Industrialized countries that have high unionization rates have longer vacation periods, health care for all through national plans, better retirement systems, higher ratings for their economies based on sustainable resources, higher scores in public education at all levels, more press freedom and other measures of liberty, better human rights records, better mass transit and more.

Also, the standard amount of paid time off in a country closely tracks unionization rates.

This should come as no surprise, but it’s another fact you won’t see in the corporate press.

The United States is number one in wealth: primarily the very rich becoming the super rich. We are also number one in military and prison expenditures.

The fact is that when working people have a voice, life gets better for everyone. The union movement brought the American people the weekend, overtime and retirement plans. But the U.S. middle class is in trouble. Medical costs, education costs and debt service costs are higher, and income is not keeping up. Millions of people need more opportunity to make more money. They cannot do what millions of Americans did after World War II — unionize and create a middle class. Fiscally stressed school districts cut music and art and after-class programs first. The fiscal health of arts organizations and educators depends on the viability of school programs where the stimulation of music performance in the young brain creates the seeds in students who become the older audiences.

In the last six years, the National Labor Relations Board (made up of majority Bush appointees) has issued 61 legal decisions in a row against the interests of working families. The anti-worker decisions include exempting 17 million workers from the law’s jurisdiction, enshrining double standards for intimidation, and making it as easy as possible to get rid of a union.
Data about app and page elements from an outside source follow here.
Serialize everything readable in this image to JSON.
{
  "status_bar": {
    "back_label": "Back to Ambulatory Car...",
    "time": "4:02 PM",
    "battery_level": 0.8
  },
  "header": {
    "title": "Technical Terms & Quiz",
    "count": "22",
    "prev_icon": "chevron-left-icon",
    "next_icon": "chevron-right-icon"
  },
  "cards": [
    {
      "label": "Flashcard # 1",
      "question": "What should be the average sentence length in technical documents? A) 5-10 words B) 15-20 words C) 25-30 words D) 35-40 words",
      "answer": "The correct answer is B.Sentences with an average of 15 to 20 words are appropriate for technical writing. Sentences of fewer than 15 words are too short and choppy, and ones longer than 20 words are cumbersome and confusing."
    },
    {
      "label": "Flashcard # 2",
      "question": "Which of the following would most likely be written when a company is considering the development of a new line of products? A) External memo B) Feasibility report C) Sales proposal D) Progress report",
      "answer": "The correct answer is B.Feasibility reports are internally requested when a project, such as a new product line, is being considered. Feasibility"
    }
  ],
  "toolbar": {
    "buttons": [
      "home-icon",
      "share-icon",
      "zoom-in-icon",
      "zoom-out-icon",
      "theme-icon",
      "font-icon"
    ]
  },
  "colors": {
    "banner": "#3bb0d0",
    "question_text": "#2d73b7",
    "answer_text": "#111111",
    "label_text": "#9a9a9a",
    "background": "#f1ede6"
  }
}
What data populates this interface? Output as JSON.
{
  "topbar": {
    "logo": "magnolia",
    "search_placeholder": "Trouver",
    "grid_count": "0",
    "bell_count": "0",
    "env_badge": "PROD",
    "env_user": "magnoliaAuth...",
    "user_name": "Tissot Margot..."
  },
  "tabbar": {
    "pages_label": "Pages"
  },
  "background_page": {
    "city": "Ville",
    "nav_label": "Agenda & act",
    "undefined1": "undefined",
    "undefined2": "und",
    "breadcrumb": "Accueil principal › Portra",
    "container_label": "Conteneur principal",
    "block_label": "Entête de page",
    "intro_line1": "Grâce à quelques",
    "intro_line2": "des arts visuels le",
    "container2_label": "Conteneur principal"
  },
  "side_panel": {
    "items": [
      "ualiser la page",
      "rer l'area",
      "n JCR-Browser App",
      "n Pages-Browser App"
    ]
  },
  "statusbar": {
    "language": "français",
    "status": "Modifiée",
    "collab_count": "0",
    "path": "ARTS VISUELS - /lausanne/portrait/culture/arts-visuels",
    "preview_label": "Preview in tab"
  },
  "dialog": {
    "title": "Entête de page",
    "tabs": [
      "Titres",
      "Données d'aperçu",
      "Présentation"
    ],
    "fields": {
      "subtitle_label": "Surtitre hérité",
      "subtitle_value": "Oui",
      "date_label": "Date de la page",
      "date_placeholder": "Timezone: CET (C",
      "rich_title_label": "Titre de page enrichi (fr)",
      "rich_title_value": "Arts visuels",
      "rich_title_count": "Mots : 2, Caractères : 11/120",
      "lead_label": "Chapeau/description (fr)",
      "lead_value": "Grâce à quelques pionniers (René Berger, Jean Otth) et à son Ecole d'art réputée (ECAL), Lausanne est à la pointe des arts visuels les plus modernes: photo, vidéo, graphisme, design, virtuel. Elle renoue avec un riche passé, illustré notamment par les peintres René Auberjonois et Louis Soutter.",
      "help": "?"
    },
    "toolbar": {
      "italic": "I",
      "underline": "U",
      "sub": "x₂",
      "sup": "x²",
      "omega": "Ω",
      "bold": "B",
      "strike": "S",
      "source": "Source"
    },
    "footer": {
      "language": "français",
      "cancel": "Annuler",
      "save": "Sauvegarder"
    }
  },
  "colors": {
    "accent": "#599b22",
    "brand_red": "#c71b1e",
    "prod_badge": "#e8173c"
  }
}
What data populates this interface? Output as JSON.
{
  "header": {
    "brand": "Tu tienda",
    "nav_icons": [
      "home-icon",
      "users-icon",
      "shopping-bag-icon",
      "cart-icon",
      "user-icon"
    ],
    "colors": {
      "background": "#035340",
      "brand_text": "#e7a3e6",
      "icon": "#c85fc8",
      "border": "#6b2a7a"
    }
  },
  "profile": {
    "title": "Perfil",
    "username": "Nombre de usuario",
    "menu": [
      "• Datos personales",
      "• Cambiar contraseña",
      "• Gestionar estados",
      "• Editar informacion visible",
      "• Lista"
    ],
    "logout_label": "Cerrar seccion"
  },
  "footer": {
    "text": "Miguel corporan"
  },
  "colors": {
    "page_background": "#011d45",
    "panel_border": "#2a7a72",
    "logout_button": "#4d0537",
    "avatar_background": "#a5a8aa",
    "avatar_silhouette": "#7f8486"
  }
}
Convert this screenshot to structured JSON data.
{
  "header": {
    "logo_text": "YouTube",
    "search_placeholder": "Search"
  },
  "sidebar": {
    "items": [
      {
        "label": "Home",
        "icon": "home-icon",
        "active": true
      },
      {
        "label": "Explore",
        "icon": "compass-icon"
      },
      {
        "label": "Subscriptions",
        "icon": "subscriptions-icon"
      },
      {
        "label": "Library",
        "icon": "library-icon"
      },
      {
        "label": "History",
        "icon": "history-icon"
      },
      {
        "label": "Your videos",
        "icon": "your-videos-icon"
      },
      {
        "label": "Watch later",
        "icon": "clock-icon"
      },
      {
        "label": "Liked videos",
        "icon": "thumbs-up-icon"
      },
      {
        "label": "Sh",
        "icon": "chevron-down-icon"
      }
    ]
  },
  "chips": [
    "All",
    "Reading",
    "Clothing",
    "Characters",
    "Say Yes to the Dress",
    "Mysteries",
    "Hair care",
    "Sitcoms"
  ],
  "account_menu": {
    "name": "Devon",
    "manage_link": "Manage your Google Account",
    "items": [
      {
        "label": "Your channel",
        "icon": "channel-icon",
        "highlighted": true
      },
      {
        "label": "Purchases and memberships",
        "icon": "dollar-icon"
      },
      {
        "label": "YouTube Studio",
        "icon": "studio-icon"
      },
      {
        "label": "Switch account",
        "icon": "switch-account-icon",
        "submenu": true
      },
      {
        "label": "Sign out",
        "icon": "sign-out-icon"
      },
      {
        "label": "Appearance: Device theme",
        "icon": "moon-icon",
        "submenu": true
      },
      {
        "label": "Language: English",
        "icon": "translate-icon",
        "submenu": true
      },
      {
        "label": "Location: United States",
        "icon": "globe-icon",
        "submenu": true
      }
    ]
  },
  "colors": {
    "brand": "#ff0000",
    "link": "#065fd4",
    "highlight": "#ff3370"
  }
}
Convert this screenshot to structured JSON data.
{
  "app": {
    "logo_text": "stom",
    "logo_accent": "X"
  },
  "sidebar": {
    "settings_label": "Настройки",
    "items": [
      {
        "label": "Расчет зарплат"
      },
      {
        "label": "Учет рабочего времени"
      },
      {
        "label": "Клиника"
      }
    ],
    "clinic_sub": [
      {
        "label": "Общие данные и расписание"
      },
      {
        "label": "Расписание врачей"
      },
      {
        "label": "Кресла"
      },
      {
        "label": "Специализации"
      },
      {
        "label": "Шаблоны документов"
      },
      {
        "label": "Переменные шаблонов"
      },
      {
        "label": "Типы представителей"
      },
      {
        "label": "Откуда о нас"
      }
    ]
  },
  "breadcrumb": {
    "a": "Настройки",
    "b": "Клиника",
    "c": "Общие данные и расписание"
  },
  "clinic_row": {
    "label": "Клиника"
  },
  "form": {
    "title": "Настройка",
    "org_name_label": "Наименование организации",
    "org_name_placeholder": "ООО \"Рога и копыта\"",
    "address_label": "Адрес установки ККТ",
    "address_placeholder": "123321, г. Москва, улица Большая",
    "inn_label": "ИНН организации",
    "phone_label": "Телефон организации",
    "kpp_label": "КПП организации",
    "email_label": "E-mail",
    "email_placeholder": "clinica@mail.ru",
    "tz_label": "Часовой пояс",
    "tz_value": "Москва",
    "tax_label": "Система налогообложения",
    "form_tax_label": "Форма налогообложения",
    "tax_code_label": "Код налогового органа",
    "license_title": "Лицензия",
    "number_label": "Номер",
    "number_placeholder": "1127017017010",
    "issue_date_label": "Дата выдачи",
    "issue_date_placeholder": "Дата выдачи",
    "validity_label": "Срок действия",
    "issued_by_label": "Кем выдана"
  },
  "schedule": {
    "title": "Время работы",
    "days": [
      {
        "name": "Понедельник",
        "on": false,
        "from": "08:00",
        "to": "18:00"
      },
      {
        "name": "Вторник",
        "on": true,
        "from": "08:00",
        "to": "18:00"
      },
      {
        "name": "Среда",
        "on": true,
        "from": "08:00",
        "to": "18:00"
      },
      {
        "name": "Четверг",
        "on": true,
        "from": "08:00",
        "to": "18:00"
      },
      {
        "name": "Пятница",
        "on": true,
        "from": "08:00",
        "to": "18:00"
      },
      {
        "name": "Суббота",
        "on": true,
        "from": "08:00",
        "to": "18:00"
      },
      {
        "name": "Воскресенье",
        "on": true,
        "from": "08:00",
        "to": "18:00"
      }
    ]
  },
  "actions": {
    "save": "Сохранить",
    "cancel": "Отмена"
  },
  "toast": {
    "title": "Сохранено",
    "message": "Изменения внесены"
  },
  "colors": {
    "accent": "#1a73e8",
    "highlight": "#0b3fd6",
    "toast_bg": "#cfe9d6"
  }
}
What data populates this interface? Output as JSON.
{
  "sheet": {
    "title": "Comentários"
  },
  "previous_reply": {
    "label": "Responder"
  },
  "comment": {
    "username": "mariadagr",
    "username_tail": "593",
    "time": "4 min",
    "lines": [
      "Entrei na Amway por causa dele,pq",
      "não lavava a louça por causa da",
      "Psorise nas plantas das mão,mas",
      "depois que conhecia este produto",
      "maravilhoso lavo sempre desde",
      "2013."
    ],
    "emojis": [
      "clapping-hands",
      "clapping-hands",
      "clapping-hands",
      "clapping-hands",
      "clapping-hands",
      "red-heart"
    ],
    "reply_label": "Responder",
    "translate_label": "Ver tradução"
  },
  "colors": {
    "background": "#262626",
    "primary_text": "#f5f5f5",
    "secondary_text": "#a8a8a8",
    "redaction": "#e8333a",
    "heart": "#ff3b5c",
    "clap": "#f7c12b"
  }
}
The enforcement mechanisms of labor laws covering union organizing are so broken down that Human Rights Watch has named the United States as a human rights violator four years in a row. The United Nations labor body, the International Labor Organization, is investigating the AFL-CIO complaint against the U.S. government for violations of the fundamental freedom of association: the right to organize a union.

That single factor — the effort governments make to protect the right to join or form a union — is the measurable statistic that stands in support of societies leapfrogging over American living standards in everything from juvenile health to broadband speed. It leads the decline of economic opportunity here in the U.S. We want a better society and everything that comes with that so we must change the laws that protect the freedom to organize. 

The corporate consultants are campaigning hard against card check legislation. They use an inaccurate analogy to defeat the bill. Internet and TV advertising attacks this legislation with union organizers depicted as characters from “The Sopranos” accompanying voters in the voting booth. The corporate spin is that to do anything other than a secret ballot is un-American. The spin is slick and completely false. If U.S. elections were like labor board elections, the challenger would never be allowed in the district, could never talk face to face with the voters or advertise in the district and would always lose. It’s a wonder unions ever win.

Soviet-style democracy included elections. There were just as many elections in the old Eastern bloc nations as here in the U.S. The politburo incumbents never lost at the ballot box in elections supervised by the party and the secret police. The billion-dollar-a-year anti-union consultant industry gives employers the ability to bring an Eastern bloc-style election to the American workplace, including electronic surveillance and intimidation. Corporations have come to love this style of election, as the campaigns are choreographed by the anti-union consultants and supervised by the labor board. For 50 years, it’s been the employer’s choice to begin bargaining based on signatures or going through an election process. The Employee Free Choice Act, also called the card check bill, will reverse that process and allow the employees to decide.

Making organizing relatively easy will increase the market share of unions to a critical mass, forcing even nonunion employers to compete for labor by offering better conditions. This makes bargaining gains in the union sector easier to accomplish without confrontations or strikes.

When you are asked by Local 802 to volunteer some of your time to work on politics this year, please consider how vital it is for American unions to develop the political power to change the laws protecting the freedom to organize. It’s our future: help shape it.